Directions → Below are the entries; return every line among them that holds the word "size".

Entries shown →
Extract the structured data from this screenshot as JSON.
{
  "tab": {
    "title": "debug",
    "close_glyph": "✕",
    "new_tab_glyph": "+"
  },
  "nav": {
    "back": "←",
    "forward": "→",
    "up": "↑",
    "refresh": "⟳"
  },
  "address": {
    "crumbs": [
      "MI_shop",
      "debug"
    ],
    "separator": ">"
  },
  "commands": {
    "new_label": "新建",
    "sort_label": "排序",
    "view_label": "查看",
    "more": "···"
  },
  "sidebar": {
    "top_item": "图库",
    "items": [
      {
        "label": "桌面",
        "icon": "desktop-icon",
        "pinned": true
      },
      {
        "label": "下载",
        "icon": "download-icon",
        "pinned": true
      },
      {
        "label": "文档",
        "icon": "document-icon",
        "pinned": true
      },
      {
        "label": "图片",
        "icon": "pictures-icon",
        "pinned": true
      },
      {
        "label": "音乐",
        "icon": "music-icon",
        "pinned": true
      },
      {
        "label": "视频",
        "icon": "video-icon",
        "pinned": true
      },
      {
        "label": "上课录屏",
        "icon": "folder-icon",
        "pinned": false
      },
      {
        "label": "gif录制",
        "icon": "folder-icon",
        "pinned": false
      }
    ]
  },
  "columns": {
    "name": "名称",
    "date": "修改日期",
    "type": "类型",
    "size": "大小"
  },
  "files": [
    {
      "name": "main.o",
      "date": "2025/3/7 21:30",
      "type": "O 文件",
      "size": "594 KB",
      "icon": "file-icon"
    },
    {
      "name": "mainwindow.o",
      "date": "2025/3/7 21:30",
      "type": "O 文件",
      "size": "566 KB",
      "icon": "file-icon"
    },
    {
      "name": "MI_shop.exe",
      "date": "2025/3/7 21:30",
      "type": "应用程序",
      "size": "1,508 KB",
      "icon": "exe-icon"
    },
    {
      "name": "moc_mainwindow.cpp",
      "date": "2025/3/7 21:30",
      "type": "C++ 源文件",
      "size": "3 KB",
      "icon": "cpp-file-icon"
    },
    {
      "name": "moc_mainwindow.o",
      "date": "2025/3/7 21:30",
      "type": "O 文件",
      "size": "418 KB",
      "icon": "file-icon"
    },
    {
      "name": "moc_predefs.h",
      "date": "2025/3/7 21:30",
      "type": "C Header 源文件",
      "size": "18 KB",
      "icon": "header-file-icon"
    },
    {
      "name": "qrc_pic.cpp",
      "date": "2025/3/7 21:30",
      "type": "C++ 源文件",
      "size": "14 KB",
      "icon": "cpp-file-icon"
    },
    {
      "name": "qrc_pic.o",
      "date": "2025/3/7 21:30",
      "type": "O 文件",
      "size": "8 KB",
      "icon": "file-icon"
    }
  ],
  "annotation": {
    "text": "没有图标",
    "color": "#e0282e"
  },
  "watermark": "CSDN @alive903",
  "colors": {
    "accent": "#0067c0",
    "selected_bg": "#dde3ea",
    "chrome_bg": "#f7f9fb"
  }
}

Task response →
    "size": "大小"
      "size": "594 KB",
      "size": "566 KB",
      "size": "1,508 KB",
      "size": "3 KB",
      "size": "418 KB",
      "size": "18 KB",
      "size": "14 KB",
      "size": "8 KB",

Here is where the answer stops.